Here on media relations day in the Royals blogosphere...
And it all comes back to the beginning: The Royals execs are smart people. But the more they do to this offense, the worse this offense gets. The more they hope for things to work out, the less likely it seems that things DO work out. It’s a quirk of baseball — a quirk of sports. I remember talking to an executive once who told me that if you get a left fielder who is a little better than the one you have, a centerfielder who is a little better, a right fielder who is a little better, and so on, you should be a better team. Well … maybe and maybe not. Two plus two does not always equal four in team sports. Sometimes, it equals P4. Sometimes it equals 4-6-3. And sometimes, it just equals another lost year.
Multiple readers have suggested that Joe wasn't being cowardly, but that this was in fact gentle criticism or possibly some kind of ironic handling on his part or a deft way of begging the question. As such, he wasn't being cowardly, he was being clever. If you hold this reading, then my little mini-shot at the illustrious Joe wasn't just wrong and inaccurate, it was itself ironically backwards. He was really giving it to 'em!
Um, I don't quite see it. Just read it again, and still don't see it. The line about team sports, "two plus two does not always equal four in team sports," doesn't seem to fit with the overall thrust of some misty and unseen criticism of Moore. No, it simply reinforces the bizarre gnosticism of the piece, which I still see as the overall purpose: Gee, ain't sports quirky sometimes? We just can't figure it out.
As such, I'm not sure what to say. I feel half-dumb and half-a-jerk. I don't want to be unnecessarily critical of someone for not being critical, when they are in fact being critical. I don't want to be the one guy left not getting the joke, but I don't see the joke! Joe knows 100x more about baseball and baseball writing than I do I, suppose.

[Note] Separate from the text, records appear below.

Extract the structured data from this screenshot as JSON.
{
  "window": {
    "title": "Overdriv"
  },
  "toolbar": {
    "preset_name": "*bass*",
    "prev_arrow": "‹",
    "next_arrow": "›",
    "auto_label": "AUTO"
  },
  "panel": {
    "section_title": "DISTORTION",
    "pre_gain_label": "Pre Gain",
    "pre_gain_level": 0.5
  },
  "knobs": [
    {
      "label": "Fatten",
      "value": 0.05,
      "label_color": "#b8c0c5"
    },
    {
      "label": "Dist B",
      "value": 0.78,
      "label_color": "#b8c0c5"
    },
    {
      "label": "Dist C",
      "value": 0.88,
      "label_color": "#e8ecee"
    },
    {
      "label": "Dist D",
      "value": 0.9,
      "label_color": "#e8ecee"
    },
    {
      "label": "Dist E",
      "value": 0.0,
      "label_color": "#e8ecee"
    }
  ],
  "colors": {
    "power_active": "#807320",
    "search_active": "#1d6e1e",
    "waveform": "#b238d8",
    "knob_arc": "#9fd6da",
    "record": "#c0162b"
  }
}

In any case, since the post in question was published, Joe P. has been appropriately harsh, which is really all that matters. The next step in all this, for all of us, is to stop fixating on Hillman. Hillman is not the issue, he is a symptom.